Writers in for a weekend of ‘Flash Fiction’

Share Canberra's trusted news:

“FLASH Fiction” is the flavour of the decade in writing circles and Canberra is about to see a whole weekend devoted to it.

Written in all genres – romance, thriller, horror, sci-fi, and even non-fiction – Flash Fiction, according to the director of the festival, Suzanne Kiraly, is about “saying more with less… when you only have 500 words to express yourself you have to learn to be precise.”

Festival director Suzanne Kiraly.

Flash Fiction, she says, can be a complete narrative story under either 2000 words, 1000 words or, for her purposes, 500 words or less and is also known as micro fiction, short-shorts, very short stories, sudden fiction, postcard fiction and nano-fiction.

Kiraly started the event in April last year and says it’s suitable for emerging, mid-career and even senior writers.

Writing is a solitary affair, she believes, and those who’ve made a name for themselves often say it involves an element of luck, but she’s certain there are things a writer can do to increase the chances of making it.

Mixing with what she calls “the crème de la crème of the writing world” is one way, so she’s got on board a line-up of writers in different genres to give “Flash” 30-minute accounts of their literary journeys and to participate in workshops and panel sessions.

Author Karen Viggers… big in France.

Bookended with performances by Canberra singer-songwriter, Fred Smith, there’ll be Graeme Simsion, author of “The Rosie Project”, Canberra novelist Marion Halligan (“Always good value,” Kiraly says), south coast poet Gabrielle Journey Jones, crime writers Anne Buist, Jack Heath and Karen Viggers, who as we have reported in “CityNews”, is making it big in France, with an estimated 800,000 sales for her 2016 novel “The Lightkeeper’s Wife”.

Children’s author Suzanne Gervay, who was MC last year, will run a workshop this time around. Social commentator Bettina Arndt gets two sessions, not only about her journey but about her experience holding her own auction for one of her books.
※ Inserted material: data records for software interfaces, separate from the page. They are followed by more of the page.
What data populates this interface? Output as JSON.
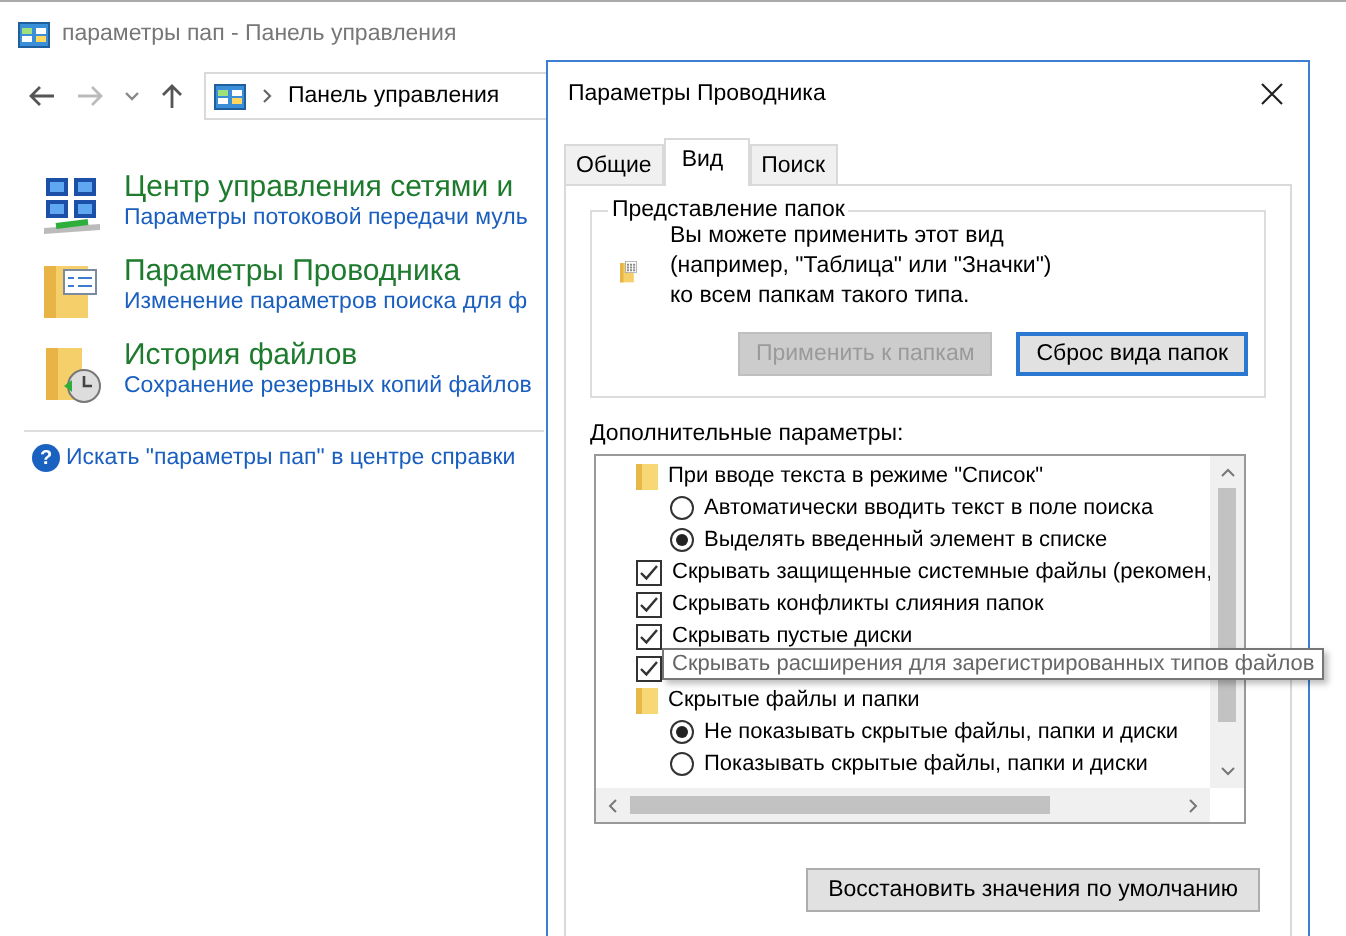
{
  "window": {
    "title": "параметры пап - Панель управления"
  },
  "address_bar": {
    "path": "Панель управления"
  },
  "results": [
    {
      "kind": "network",
      "title": "Центр управления сетями и",
      "link": "Параметры потоковой передачи муль"
    },
    {
      "kind": "folder-options",
      "title": "Параметры Проводника",
      "link": "Изменение параметров поиска для ф"
    },
    {
      "kind": "file-history",
      "title": "История файлов",
      "link": "Сохранение резервных копий файлов"
    }
  ],
  "help": {
    "glyph": "?",
    "link": "Искать \"параметры пап\" в центре справки"
  },
  "dialog": {
    "title": "Параметры Проводника",
    "tabs": [
      {
        "label": "Общие",
        "selected": false
      },
      {
        "label": "Вид",
        "selected": true
      },
      {
        "label": "Поиск",
        "selected": false
      }
    ],
    "folder_views": {
      "legend": "Представление папок",
      "description": "Вы можете применить этот вид (например, \"Таблица\" или \"Значки\") ко всем папкам такого типа.",
      "buttons": [
        {
          "label": "Применить к папкам",
          "disabled": true,
          "focused": false
        },
        {
          "label": "Сброс вида папок",
          "disabled": false,
          "focused": true
        }
      ]
    },
    "advanced_label": "Дополнительные параметры:",
    "tree": [
      {
        "kind": "folder",
        "label": "При вводе текста в режиме \"Список\"",
        "children": [
          {
            "kind": "radio",
            "label": "Автоматически вводить текст в поле поиска",
            "selected": false
          },
          {
            "kind": "radio",
            "label": "Выделять введенный элемент в списке",
            "selected": true
          }
        ]
      },
      {
        "kind": "checkbox",
        "label": "Скрывать защищенные системные файлы (рекомен,",
        "checked": true,
        "tooltip": false
      },
      {
        "kind": "checkbox",
        "label": "Скрывать конфликты слияния папок",
        "checked": true,
        "tooltip": false
      },
      {
        "kind": "checkbox",
        "label": "Скрывать пустые диски",
        "checked": true,
        "tooltip": false
      },
      {
        "kind": "checkbox",
        "label": "Скрывать расширения для зарегистрированных типов файлов",
        "checked": true,
        "tooltip": true
      },
      {
        "kind": "folder",
        "label": "Скрытые файлы и папки",
        "children": [
          {
            "kind": "radio",
            "label": "Не показывать скрытые файлы, папки и диски",
            "selected": true
          },
          {
            "kind": "radio",
            "label": "Показывать скрытые файлы, папки и диски",
            "selected": false
          }
        ]
      }
    ],
    "restore_button": "Восстановить значения по умолчанию"
  }
}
Unlike the big book festivals, which anyone can attend, Kiraly says this one, is “a writers’ festival for writers” with professionally oriented sessions on editing and publishing, pitching story ideas and distributing and marketing work.
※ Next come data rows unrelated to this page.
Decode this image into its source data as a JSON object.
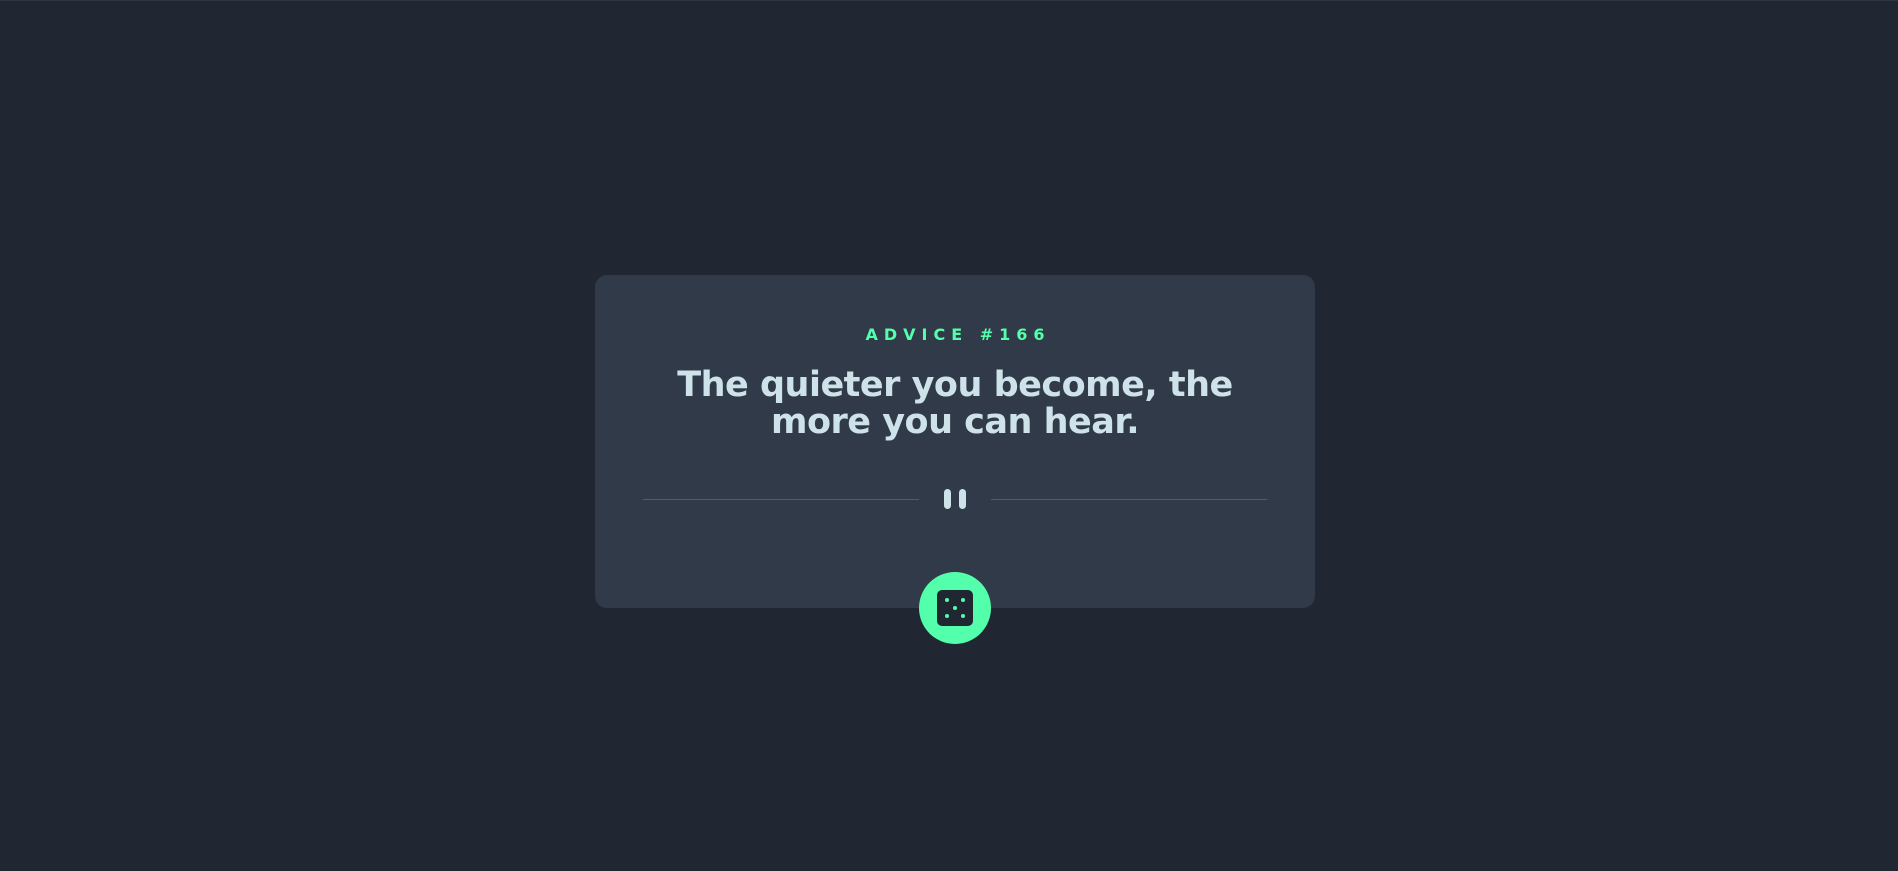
{
  "advice": {
    "label": "ADVICE #166",
    "text": "The quieter you become, the more you can hear."
  },
  "icons": {
    "divider": "pause-icon",
    "button": "dice-icon"
  },
  "colors": {
    "background": "#202733",
    "card": "#313a48",
    "accent": "#53ffab",
    "text": "#cee3e9",
    "divider": "#4f5d74"
  }
}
There’ll also be a short story competition from which the selected winning stories will be published in a book edited by Irma Gold. They did the same thing last year and the result book will be launched on the weekend.
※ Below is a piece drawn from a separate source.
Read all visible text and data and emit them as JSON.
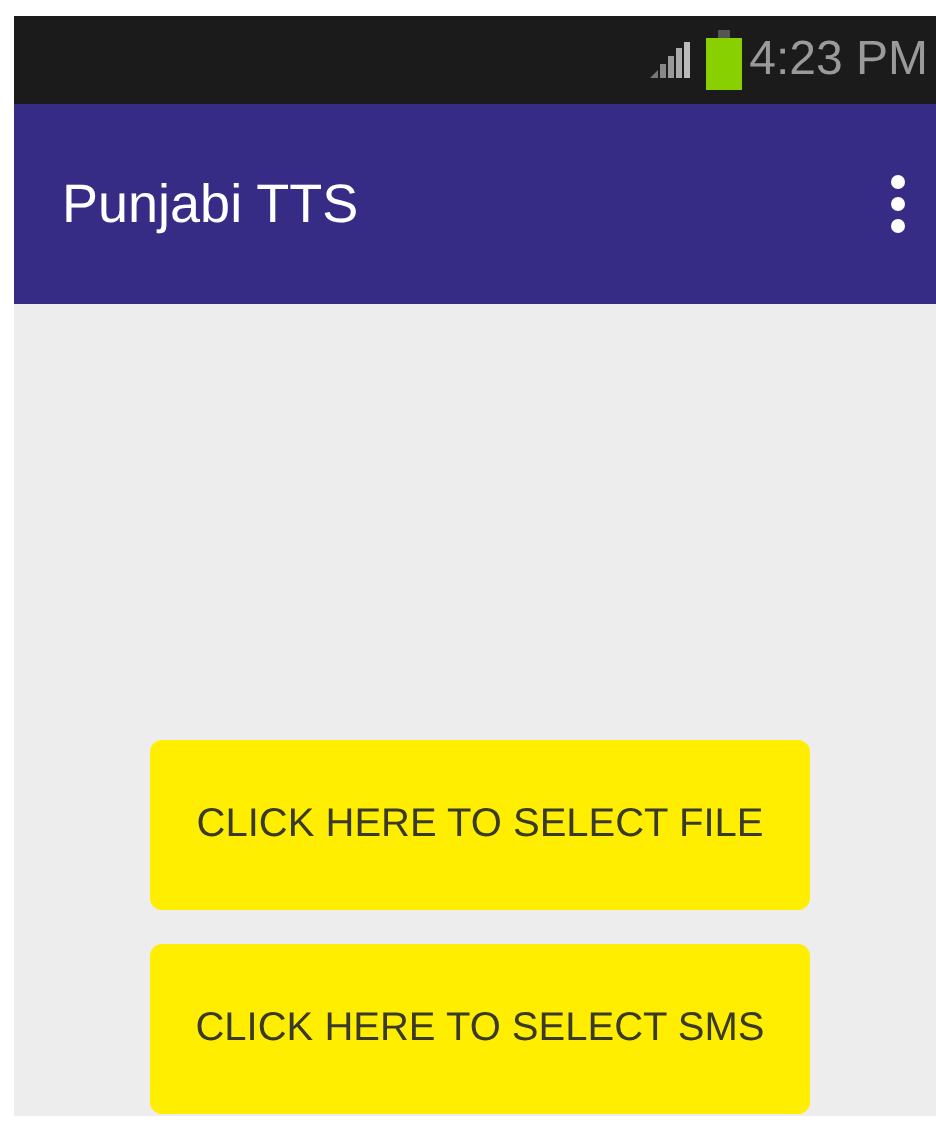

One of the quirkiest highlights will be a pitch session, which will be “like literary speed dating”, where a maximum of 20 writers get five minutes each to pitch their stories to members of a panel of publishers.

The weekend will open on the Friday evening with the exceedingly popular “Tales after Dark – storytelling for grown-ups” session, where professional actors read out short stories on which the audience gets to vote.

Flash Fiction Fun Festival, East Hotel, Kingston, April 26-28. Bookings and program details at aussiewriters.com.au

 

Who Can You Trust?

In a world beleaguered by spin and confused messages, there's never been more need for diverse, trustworthy, independent journalism in Canberra.

Who can you trust? Well, for more than 25 years, "CityNews" has proudly been an independent, free, family-owned news magazine, serving the national capital with quality, integrity and authority. Through our weekly magazine and daily through our digital platforms, we constantly and reliably deliver high-quality and diverse opinion, news, arts, socials and lifestyle columns.

If you trust our work online and believe in the power of independent voices, I encourage you to make a small contribution.

Every dollar of support will be invested back into our journalism so we can continue to provide a valuably different view of what's happening around you and keep citynews.com.au free.

Click here to make your donation and you will be supporting the future of journalism and media diversity in the ACT.

Thank you,

Ian Meikle, editor

Previous articleEmotive routines from young dancers
Next articleBeware the sharp politics of fear and negativity
Helen Musa
“CityNews” arts editor

Leave a Reply